- **Exercise requirements**
Output all of the lines below exactly, and leave out each image.

═══ Supplied material ═══

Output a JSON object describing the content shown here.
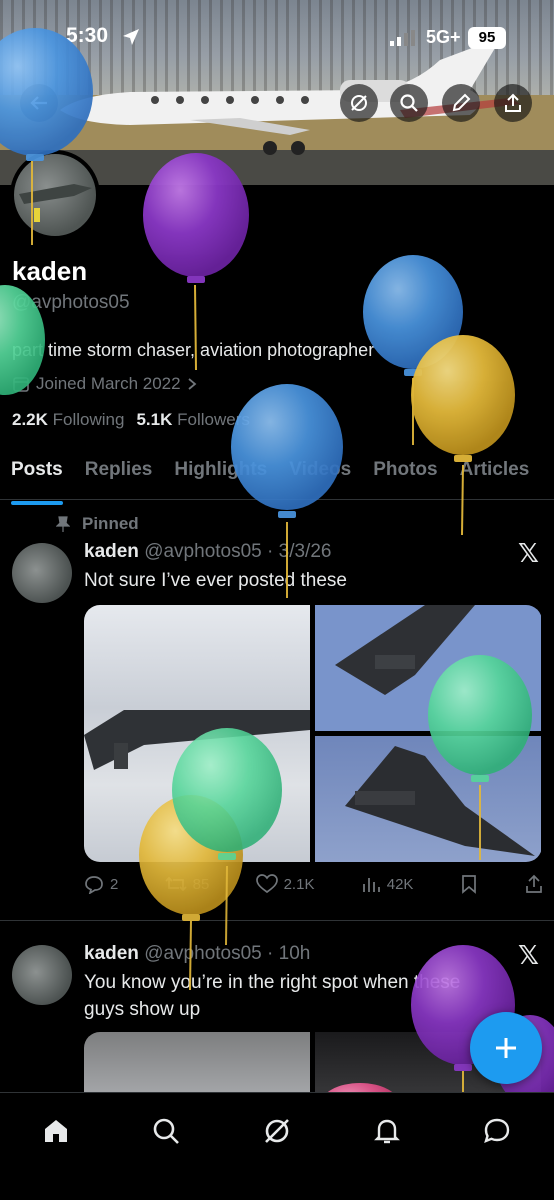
{
  "status": {
    "time": "5:30",
    "network": "5G+",
    "battery": "95"
  },
  "profile": {
    "name": "kaden",
    "handle": "@avphotos05",
    "bio": "part time storm chaser, aviation photographer",
    "joined": "Joined March 2022",
    "following_count": "2.2K",
    "following_label": "Following",
    "followers_count": "5.1K",
    "followers_label": "Followers"
  },
  "tabs": [
    {
      "label": "Posts",
      "active": true
    },
    {
      "label": "Replies"
    },
    {
      "label": "Highlights"
    },
    {
      "label": "Videos"
    },
    {
      "label": "Photos"
    },
    {
      "label": "Articles"
    }
  ],
  "posts": [
    {
      "pinned_label": "Pinned",
      "name": "kaden",
      "handle": "@avphotos05",
      "time": "3/3/26",
      "text": "Not sure I’ve ever posted these",
      "replies": "2",
      "reposts": "85",
      "likes": "2.1K",
      "views": "42K"
    },
    {
      "name": "kaden",
      "handle": "@avphotos05",
      "time": "10h",
      "text": "You know you’re in the right spot when these guys show up"
    }
  ],
  "colors": {
    "accent": "#1d9bf0",
    "balloon_blue": "#4a95e0",
    "balloon_purple": "#8a38c6",
    "balloon_green": "#55d69a",
    "balloon_yellow": "#e2b83a",
    "balloon_pink": "#e0548a"
  },
  "icons": {
    "home": "home-icon",
    "search": "search-icon",
    "grok": "grok-icon",
    "notifications": "bell-icon",
    "messages": "message-icon"
  }
}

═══

- **Task result**
Output a JSON object describing the content shown here.
{
  "status": {
    "time": "5:30",
    "network": "5G+",
    "battery": "95"
  },
  "profile": {
    "name": "kaden",
    "handle": "@avphotos05",
    "bio": "part time storm chaser, aviation photographer",
    "joined": "Joined March 2022",
    "following_count": "2.2K",
    "following_label": "Following",
    "followers_count": "5.1K",
    "followers_label": "Followers"
  },
  "tabs": [
    {
      "label": "Posts",
      "active": true
    },
    {
      "label": "Replies"
    },
    {
      "label": "Highlights"
    },
    {
      "label": "Videos"
    },
    {
      "label": "Photos"
    },
    {
      "label": "Articles"
    }
  ],
  "posts": [
    {
      "pinned_label": "Pinned",
      "name": "kaden",
      "handle": "@avphotos05",
      "time": "3/3/26",
      "text": "Not sure I’ve ever posted these",
      "replies": "2",
      "reposts": "85",
      "likes": "2.1K",
      "views": "42K"
    },
    {
      "name": "kaden",
      "handle": "@avphotos05",
      "time": "10h",
      "text": "You know you’re in the right spot when these guys show up"
    }
  ],
  "colors": {
    "accent": "#1d9bf0",
    "balloon_blue": "#4a95e0",
    "balloon_purple": "#8a38c6",
    "balloon_green": "#55d69a",
    "balloon_yellow": "#e2b83a",
    "balloon_pink": "#e0548a"
  },
  "icons": {
    "home": "home-icon",
    "search": "search-icon",
    "grok": "grok-icon",
    "notifications": "bell-icon",
    "messages": "message-icon"
  }
}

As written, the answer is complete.